**Exercise prompt**
Report each line of the entries below that has the word "this" in it.

━━ Supplied data

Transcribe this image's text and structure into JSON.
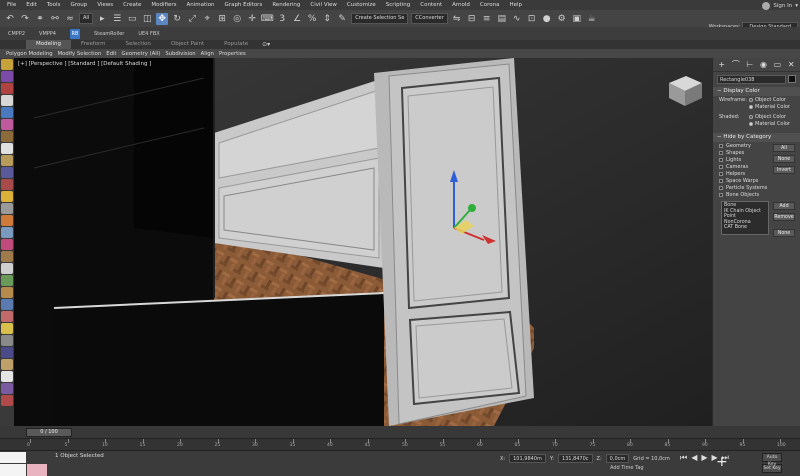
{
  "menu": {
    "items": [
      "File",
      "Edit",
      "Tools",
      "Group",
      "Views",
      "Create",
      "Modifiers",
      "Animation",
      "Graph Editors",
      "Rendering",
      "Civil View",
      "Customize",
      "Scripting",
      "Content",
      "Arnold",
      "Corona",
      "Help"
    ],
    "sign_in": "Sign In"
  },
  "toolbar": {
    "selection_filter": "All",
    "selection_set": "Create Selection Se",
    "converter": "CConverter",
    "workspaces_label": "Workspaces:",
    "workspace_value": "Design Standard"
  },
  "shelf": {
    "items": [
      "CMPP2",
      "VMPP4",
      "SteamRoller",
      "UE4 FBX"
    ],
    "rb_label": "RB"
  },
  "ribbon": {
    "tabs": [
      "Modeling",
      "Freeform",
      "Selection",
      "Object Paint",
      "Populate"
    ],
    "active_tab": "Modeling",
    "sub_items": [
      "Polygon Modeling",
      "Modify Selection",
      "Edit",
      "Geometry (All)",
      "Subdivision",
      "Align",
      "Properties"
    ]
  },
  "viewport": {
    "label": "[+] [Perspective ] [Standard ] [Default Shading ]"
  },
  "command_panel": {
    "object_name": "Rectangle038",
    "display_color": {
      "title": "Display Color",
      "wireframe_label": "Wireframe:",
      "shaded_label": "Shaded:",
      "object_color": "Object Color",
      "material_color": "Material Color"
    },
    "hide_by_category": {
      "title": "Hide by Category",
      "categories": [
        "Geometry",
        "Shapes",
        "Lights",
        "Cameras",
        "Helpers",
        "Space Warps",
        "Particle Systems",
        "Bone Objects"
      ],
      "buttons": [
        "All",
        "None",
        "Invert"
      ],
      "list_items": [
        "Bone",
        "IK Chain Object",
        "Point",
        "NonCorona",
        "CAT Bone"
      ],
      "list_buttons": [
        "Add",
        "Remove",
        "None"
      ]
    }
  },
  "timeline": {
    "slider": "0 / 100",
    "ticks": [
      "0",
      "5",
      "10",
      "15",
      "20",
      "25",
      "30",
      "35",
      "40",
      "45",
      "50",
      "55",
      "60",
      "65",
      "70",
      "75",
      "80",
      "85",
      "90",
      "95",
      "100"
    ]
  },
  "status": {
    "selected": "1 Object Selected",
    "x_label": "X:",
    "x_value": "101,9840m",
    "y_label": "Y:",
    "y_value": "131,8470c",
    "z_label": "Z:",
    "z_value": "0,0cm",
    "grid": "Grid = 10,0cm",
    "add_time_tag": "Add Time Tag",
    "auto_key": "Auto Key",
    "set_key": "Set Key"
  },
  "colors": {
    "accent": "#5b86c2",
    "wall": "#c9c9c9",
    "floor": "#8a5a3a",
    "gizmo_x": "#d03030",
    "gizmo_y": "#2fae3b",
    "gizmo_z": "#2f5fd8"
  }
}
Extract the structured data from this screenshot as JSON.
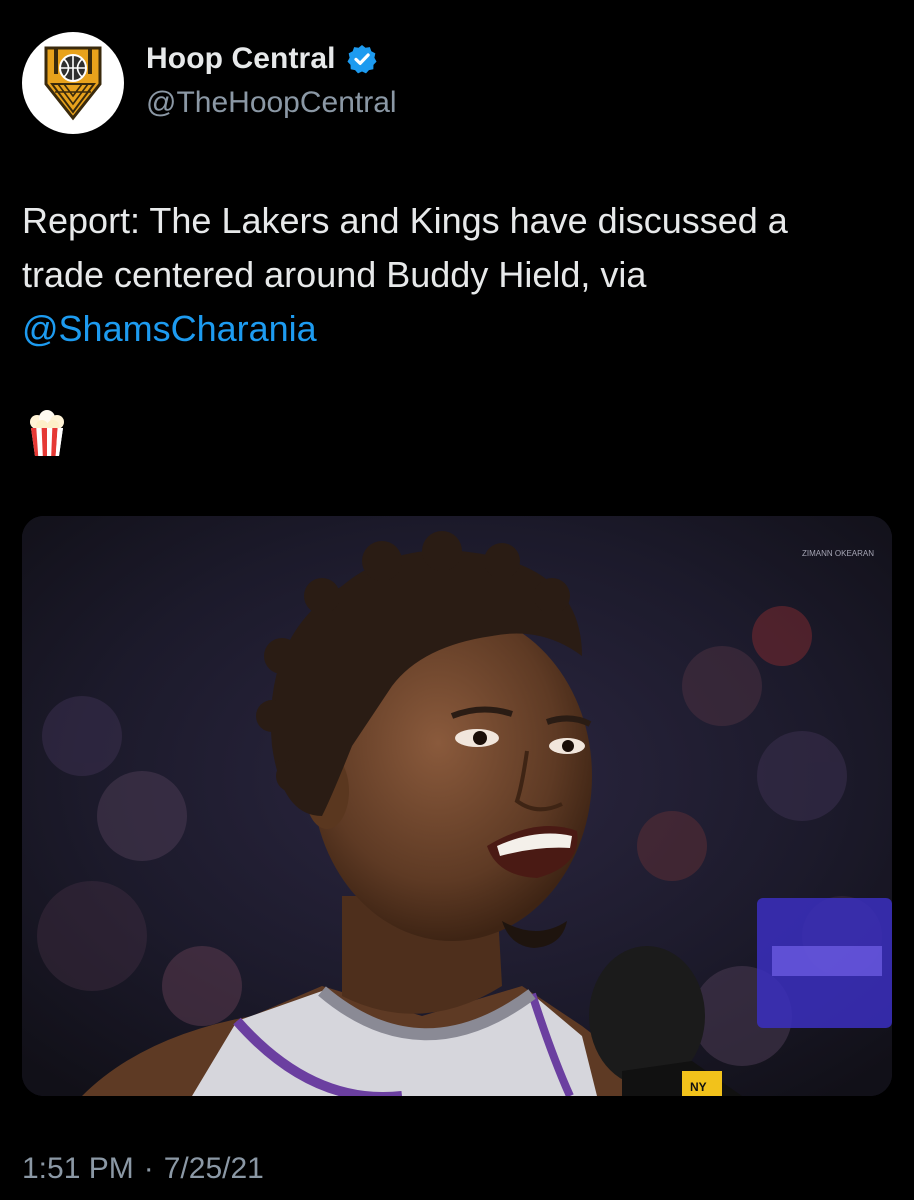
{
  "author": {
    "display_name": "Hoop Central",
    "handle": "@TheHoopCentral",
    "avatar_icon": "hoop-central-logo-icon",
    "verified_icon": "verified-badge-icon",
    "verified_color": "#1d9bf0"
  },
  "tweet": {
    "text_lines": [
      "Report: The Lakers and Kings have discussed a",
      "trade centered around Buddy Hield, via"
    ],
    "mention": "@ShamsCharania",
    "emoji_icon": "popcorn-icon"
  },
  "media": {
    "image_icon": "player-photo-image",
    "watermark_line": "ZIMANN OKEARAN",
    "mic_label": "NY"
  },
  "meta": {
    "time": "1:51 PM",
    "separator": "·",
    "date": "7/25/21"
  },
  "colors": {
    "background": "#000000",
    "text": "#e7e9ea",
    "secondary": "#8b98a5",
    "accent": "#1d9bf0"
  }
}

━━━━

**Answer for the task**
Transcribe this image's text and structure into JSON.
Extract the structured data from this screenshot as JSON.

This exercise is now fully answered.